Exercise directions →
Filter the listing below down to the lines containing the word "name".

···

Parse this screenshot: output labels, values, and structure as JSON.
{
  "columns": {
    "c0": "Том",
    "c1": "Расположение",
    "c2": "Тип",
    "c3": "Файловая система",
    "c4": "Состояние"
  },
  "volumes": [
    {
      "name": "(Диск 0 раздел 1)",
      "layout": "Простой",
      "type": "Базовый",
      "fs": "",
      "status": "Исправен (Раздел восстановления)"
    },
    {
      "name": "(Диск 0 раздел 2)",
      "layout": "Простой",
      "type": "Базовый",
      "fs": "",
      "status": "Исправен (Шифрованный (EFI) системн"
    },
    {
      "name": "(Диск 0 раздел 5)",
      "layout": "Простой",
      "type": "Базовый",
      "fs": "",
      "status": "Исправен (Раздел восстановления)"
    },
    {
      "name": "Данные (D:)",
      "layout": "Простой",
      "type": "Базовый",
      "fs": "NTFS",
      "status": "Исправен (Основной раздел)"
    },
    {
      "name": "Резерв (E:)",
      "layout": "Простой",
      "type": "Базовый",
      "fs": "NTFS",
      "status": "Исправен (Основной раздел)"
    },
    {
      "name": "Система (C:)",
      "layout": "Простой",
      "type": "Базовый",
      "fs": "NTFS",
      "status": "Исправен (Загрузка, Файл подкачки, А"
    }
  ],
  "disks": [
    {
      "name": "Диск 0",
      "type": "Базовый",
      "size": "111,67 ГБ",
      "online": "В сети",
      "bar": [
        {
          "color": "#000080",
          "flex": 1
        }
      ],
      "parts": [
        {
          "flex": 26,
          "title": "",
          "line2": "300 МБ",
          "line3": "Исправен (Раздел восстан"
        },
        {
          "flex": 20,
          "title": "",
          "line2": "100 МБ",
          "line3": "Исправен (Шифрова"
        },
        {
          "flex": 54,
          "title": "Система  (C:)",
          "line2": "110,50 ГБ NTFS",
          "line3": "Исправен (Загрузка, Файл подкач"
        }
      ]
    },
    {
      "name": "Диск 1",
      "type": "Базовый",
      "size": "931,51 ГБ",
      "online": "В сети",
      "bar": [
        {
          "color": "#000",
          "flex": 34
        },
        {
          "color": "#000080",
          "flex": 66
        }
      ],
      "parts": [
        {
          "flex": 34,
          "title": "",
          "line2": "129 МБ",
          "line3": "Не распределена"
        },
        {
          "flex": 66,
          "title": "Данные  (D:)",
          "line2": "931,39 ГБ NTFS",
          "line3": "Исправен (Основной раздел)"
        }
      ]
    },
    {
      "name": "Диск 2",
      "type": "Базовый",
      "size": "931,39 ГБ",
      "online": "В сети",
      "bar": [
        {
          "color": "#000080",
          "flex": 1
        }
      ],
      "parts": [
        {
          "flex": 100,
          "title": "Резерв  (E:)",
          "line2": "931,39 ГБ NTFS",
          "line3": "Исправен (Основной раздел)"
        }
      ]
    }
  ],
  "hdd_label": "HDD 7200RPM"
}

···

Written response →
      "name": "(Диск 0 раздел 1)",
      "name": "(Диск 0 раздел 2)",
      "name": "(Диск 0 раздел 5)",
      "name": "Данные (D:)",
      "name": "Резерв (E:)",
      "name": "Система (C:)",
      "name": "Диск 0",
      "name": "Диск 1",
      "name": "Диск 2",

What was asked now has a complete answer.